The so-called bankruptcy lingo for “Chapter 22” refers to second-time filers, a label apt for Gymboree as Wednesday’s filing represents the second time the children’s retailer has filed for Chapter 11 protection. The last time was two years ago.

Gymboree has been on the watch list of credit ratings agencies such as Moody’s Investors Service and Fitch Credit Ratings. The company operates 380 Gymboree stores in the U.S. and Canada, but its store count across all brands in the U.S., Canada and Puerto Rico total around 900.

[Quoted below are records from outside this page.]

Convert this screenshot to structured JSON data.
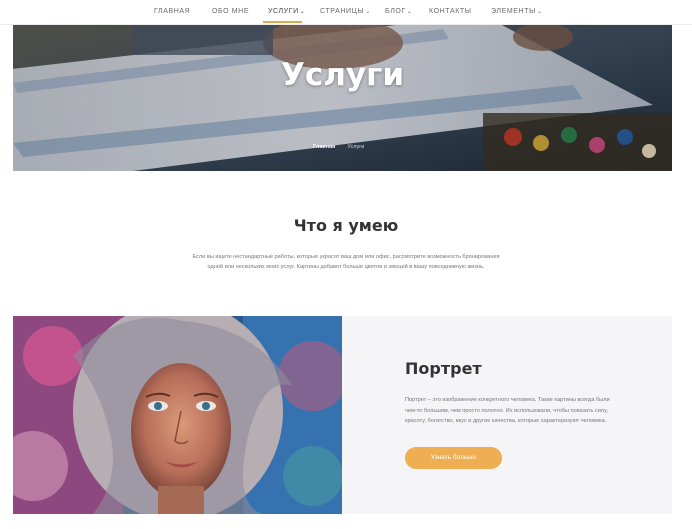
{
  "nav": {
    "items": [
      {
        "label": "ГЛАВНАЯ",
        "has_dropdown": false
      },
      {
        "label": "ОБО МНЕ",
        "has_dropdown": false
      },
      {
        "label": "УСЛУГИ",
        "has_dropdown": true,
        "active": true
      },
      {
        "label": "СТРАНИЦЫ",
        "has_dropdown": true
      },
      {
        "label": "БЛОГ",
        "has_dropdown": true
      },
      {
        "label": "КОНТАКТЫ",
        "has_dropdown": false
      },
      {
        "label": "ЭЛЕМЕНТЫ",
        "has_dropdown": true
      }
    ],
    "dropdown_glyph": "⌄",
    "active_color": "#e0a948"
  },
  "hero": {
    "title": "Услуги",
    "breadcrumb": {
      "home": "Главная",
      "current": "Услуги"
    }
  },
  "skills": {
    "title": "Что я умею",
    "text_line1": "Если вы ищете нестандартные работы, которые украсят ваш дом или офис, рассмотрите возможность бронирования",
    "text_line2": "одной или нескольких моих услуг. Картины добавят больше цветов и эмоций в вашу повседневную жизнь."
  },
  "portrait": {
    "title": "Портрет",
    "text": "Портрет – это изображение конкретного человека. Такие картины всегда были чем-то большим, чем просто полотно. Их использовали, чтобы показать силу, красоту, богатство, вкус и другие качества, которые характеризуют человека.",
    "button_label": "Узнать больше",
    "button_color": "#efae52"
  }
}
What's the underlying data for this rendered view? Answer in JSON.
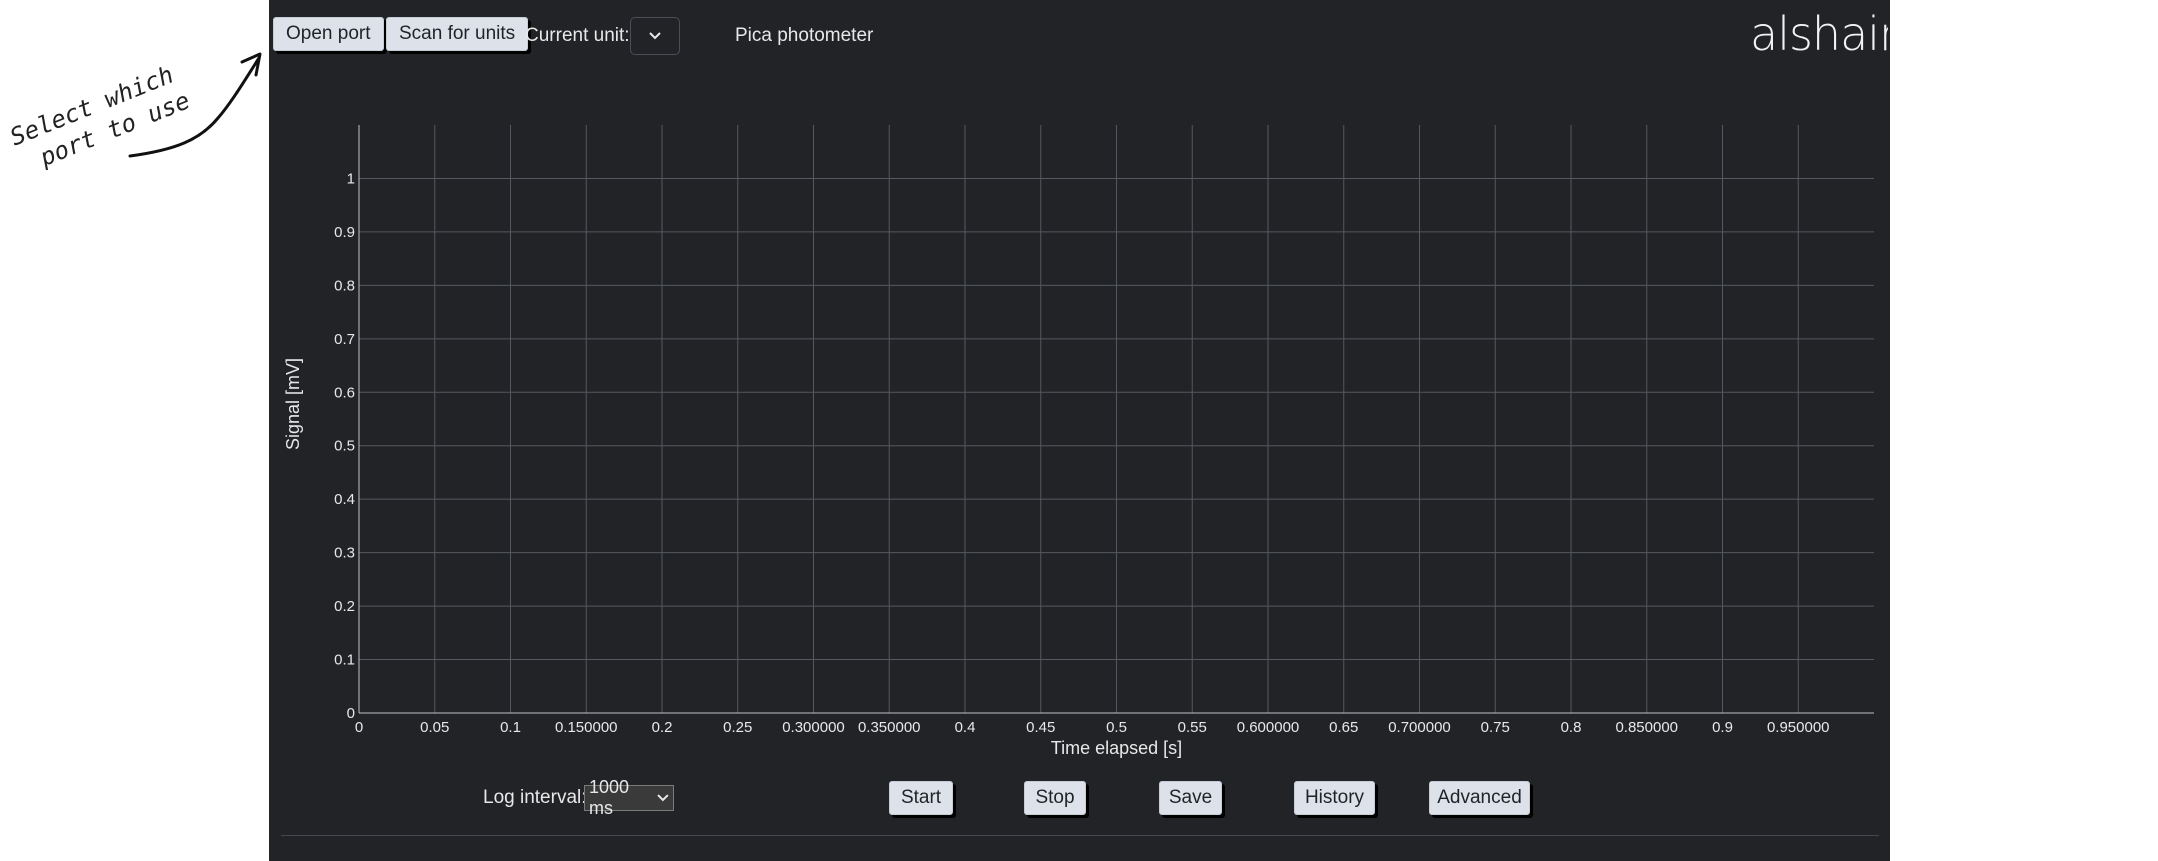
{
  "annotation": {
    "line1": "Select which",
    "line2": "port to use"
  },
  "toolbar": {
    "open_port_label": "Open port",
    "scan_label": "Scan for units",
    "current_unit_label": "Current unit:",
    "current_unit_value": "",
    "device_name": "Pica photometer"
  },
  "brand": {
    "logo_text": "alshain"
  },
  "chart_data": {
    "type": "line",
    "title": "",
    "xlabel": "Time elapsed [s]",
    "ylabel": "Signal [mV]",
    "xlim": [
      0,
      1
    ],
    "ylim": [
      0,
      1.1
    ],
    "x_ticks": [
      {
        "v": 0,
        "label": "0"
      },
      {
        "v": 0.05,
        "label": "0.05"
      },
      {
        "v": 0.1,
        "label": "0.1"
      },
      {
        "v": 0.15,
        "label": "0.150000"
      },
      {
        "v": 0.2,
        "label": "0.2"
      },
      {
        "v": 0.25,
        "label": "0.25"
      },
      {
        "v": 0.3,
        "label": "0.300000"
      },
      {
        "v": 0.35,
        "label": "0.350000"
      },
      {
        "v": 0.4,
        "label": "0.4"
      },
      {
        "v": 0.45,
        "label": "0.45"
      },
      {
        "v": 0.5,
        "label": "0.5"
      },
      {
        "v": 0.55,
        "label": "0.55"
      },
      {
        "v": 0.6,
        "label": "0.600000"
      },
      {
        "v": 0.65,
        "label": "0.65"
      },
      {
        "v": 0.7,
        "label": "0.700000"
      },
      {
        "v": 0.75,
        "label": "0.75"
      },
      {
        "v": 0.8,
        "label": "0.8"
      },
      {
        "v": 0.85,
        "label": "0.850000"
      },
      {
        "v": 0.9,
        "label": "0.9"
      },
      {
        "v": 0.95,
        "label": "0.950000"
      }
    ],
    "y_ticks": [
      {
        "v": 0,
        "label": "0"
      },
      {
        "v": 0.1,
        "label": "0.1"
      },
      {
        "v": 0.2,
        "label": "0.2"
      },
      {
        "v": 0.3,
        "label": "0.3"
      },
      {
        "v": 0.4,
        "label": "0.4"
      },
      {
        "v": 0.5,
        "label": "0.5"
      },
      {
        "v": 0.6,
        "label": "0.6"
      },
      {
        "v": 0.7,
        "label": "0.7"
      },
      {
        "v": 0.8,
        "label": "0.8"
      },
      {
        "v": 0.9,
        "label": "0.9"
      },
      {
        "v": 1,
        "label": "1"
      }
    ],
    "series": [],
    "grid": true,
    "colors": {
      "grid": "#55585e",
      "axis": "#bfc2c7",
      "text": "#e8e8e8"
    }
  },
  "controls": {
    "log_interval_label": "Log interval:",
    "log_interval_value": "1000 ms",
    "start_label": "Start",
    "stop_label": "Stop",
    "save_label": "Save",
    "history_label": "History",
    "advanced_label": "Advanced"
  },
  "colors": {
    "app_bg": "#212327",
    "button_bg": "#dde2ea",
    "text": "#e8e8e8"
  }
}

According to the filing, the largest unsecured creditor is Hansoll Textile Ltd., Seoul, Korea, holding a trade claim of $12.1 million. Rounding out the top five unsecured creditors holding trade claims are: Tip Top Fashions Ltd., Ohaka, Bangladesh, $9.7 million; Pan Pacific Co. Ltd., Seoul, Korea, $7.1 million; Mawna Fashions Ltd., Ohaka Bangladesh, $5.6 million, and Concept Knitting Limited, Ohaka, Bangladesh, $5.3 million. Unsecured creditors holding trade claims are those who shipped goods or provided some service on just the promise payment. These creditors are different from secured creditors, typically lenders, who hold a security interest in property that can be sold to pay the debt obligations.